The answer is composites - and while Genghis can’t claim credit for having invented the composite bow (the classical Greeks and Romans both used them), his Mongol bows were smaller, lighter and more convenient on horseback. Formed from a bamboo core and faced with animal horn on the belly, a layer of sinew on the back provides flexibility and tensile strength, delivering greater power and range in battle.
Let’s go back in time and start with the basics. A composite is produced when two or more separate materials are combined to create a new material with more advanced properties than the original components. Think 2+2=5.
As is common with some of mankind’s most important manufacturing advances, nature got there first. From trees and bamboo to the humble cornstalk, many of nature’s key structural elements are composites, with fibres bound together side by side.
Fast forward a few billion years and early builders found that dried mud bricks known as ‘cob’ could bear heavier loads – and stay intact for longer – if they were reinforced with dried grass or straw, much like modern-day reinforced concrete (another composite) which relies on steel rods for its strength and rigidity. Today, concrete is one of the most mass-produced commodities on earth.
The story of industrial composites is, in part, the story of the industrial revolution. British engineer Samuel Bentham’s 1797 patent for wood laminate – laminating layers of veneer with glue to form a thicker piece – produced an early version of industrial plywood, in a process developed further still by Immanuel Nobel, father of Alfred Nobel. By 1928, standardised plywood sheeting was in use as a general building material. Composites had become a commodity item.
Fast forward a century from Bentham, to the start of the 20th century, and interest in synthetic resins, and the polymers which made them possible, was firmly taking root among experimental chemists. Bakelite, the first Fibre Reinforced Plastic (FRP), was invented in 1907 by Belgian-American chemist Leo Baekeland – and launched two years later, bringing to life the hard, mouldable material long dreamed of by manufacturers.
Bakelite’s properties of durability, insulation and heat resistance made it the darling of the emerging electrical industry, and the radios and telephones of the early consumer era all took its form. The age of plastics had been born.
Bakelite proved amazingly versatile. One of its most interesting applications was the production of phenolic sheets – hard laminated plastic made by applying heat and pressure to layers of paper or glass cloth impregnated with resin. Although the materials have improved markedly since then, this process is the basis of much of the composite production we know today, with added robots.

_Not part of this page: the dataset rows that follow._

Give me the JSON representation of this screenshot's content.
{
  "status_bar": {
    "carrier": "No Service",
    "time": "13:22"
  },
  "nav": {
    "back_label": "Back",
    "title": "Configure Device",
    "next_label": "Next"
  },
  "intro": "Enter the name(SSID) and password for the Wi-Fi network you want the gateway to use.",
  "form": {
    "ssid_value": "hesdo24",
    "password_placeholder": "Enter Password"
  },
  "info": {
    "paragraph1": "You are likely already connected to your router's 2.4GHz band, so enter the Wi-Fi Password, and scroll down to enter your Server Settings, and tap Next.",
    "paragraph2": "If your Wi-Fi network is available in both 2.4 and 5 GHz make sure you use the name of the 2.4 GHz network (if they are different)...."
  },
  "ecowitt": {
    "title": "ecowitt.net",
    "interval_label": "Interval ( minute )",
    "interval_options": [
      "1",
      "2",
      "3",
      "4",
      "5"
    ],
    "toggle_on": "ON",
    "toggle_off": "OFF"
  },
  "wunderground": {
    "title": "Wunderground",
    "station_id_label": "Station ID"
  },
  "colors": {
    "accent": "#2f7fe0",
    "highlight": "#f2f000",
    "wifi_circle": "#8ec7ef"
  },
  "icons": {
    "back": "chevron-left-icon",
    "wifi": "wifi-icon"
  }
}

Just a few decades later, in the early 1930s, US engineer Games Slayter perfected the process for mass producing what he called ‘glass wool’ at Owens-Corning in Ohio. Marketed under the trade name of Fiberglas, it would help accelerate the evolution of industrial composites by providing an ideal way to strengthen and shape the new generation of synthetic polymers coming on to the market.
Glass fibre and polymers were to prove the perfect match – the essential elements in the versatile FRPs that today form everything from skyscraper cladding to kayaks and wind turbine blades.

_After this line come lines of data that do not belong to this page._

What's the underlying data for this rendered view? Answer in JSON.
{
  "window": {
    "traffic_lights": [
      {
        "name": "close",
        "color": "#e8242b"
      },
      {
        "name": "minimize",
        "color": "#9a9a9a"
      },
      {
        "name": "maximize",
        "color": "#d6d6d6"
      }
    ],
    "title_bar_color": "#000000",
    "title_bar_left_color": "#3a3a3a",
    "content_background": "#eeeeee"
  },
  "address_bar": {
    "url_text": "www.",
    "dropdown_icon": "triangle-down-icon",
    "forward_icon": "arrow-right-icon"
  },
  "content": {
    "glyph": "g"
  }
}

After some limited application in the technology pioneered to fight World War Two, composites took on new, more innovative shapes in the burgeoning consumer sector of the 1950s and 60s. Over time, boat hulls, racings cars, bikes and sports equipment (from helmets and gliders to surf boards) all swapped old-fashioned wood and metal for the new-fangled composite structures.

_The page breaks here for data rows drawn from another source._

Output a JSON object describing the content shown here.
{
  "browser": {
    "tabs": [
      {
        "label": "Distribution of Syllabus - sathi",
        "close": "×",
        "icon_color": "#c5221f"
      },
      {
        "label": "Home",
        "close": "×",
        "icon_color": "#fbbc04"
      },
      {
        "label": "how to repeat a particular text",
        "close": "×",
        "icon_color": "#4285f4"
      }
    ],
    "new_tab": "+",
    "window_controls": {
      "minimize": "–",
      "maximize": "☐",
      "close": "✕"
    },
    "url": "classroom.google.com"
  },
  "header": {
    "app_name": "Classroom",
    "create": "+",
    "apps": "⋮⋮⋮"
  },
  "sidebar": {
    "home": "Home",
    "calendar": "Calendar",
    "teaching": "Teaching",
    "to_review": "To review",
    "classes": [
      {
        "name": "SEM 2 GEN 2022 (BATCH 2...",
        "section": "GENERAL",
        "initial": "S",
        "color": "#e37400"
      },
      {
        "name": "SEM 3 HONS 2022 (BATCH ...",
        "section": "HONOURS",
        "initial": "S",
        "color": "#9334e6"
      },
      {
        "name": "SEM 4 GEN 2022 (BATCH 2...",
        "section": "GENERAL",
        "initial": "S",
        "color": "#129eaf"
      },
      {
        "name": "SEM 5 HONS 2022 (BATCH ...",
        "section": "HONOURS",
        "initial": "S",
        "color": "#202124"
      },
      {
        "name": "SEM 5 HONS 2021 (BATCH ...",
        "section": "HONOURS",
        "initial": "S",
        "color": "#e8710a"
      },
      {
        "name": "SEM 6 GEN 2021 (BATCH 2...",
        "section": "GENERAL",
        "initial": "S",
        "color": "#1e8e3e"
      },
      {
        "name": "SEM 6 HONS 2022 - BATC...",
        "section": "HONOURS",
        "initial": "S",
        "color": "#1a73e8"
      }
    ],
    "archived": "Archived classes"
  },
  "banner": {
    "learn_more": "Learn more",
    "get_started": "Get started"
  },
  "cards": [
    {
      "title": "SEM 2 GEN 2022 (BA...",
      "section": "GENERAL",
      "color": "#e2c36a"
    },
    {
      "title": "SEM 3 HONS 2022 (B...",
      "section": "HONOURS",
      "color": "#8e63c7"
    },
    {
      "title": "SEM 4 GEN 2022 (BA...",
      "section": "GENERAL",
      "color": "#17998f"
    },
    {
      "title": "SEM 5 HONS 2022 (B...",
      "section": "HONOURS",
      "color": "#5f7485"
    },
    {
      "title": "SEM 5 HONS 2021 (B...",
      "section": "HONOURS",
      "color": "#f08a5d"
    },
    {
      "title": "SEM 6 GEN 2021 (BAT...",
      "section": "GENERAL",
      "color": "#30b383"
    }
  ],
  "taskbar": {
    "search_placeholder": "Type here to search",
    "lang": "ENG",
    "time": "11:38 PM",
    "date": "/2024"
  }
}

Today’s space age composites offer possibilities limited only by the imagination. Strong, light, fireproof, antibacterial materials are perfect for use in orbit and beyond, perhaps on future manned missions to Mars - or in laboratories at the cutting edge of scientific research. Flexible moulded shapes are set to revolutionise architecture and construction, as the built environment evolves around us and building design becomes more fluid, inside and out.
Meanwhile, advanced composites will form the exterior shells of a new generation of high speed trains, as sleek new designs propelled by maglev technology make 300mph journeys a reality. Composite engineering is already transforming aviation to deliver lighter, stronger airframes and wings that will deliver ever greater fuel economy over longer distances – and consign the challenge of metal fatigue to aviation history.
In fact, for composites, the story is only beginning. Where will they take us tomorrow?
A Mongolian bow of the type used by Genghis Khan’s armies had a range of around 500 metres.
Engineer Leo Baekeland was a serial innovator. As well as inventing Bakelite, he pioneered Velox photographic paper, which he later sold to Eastman Kodak.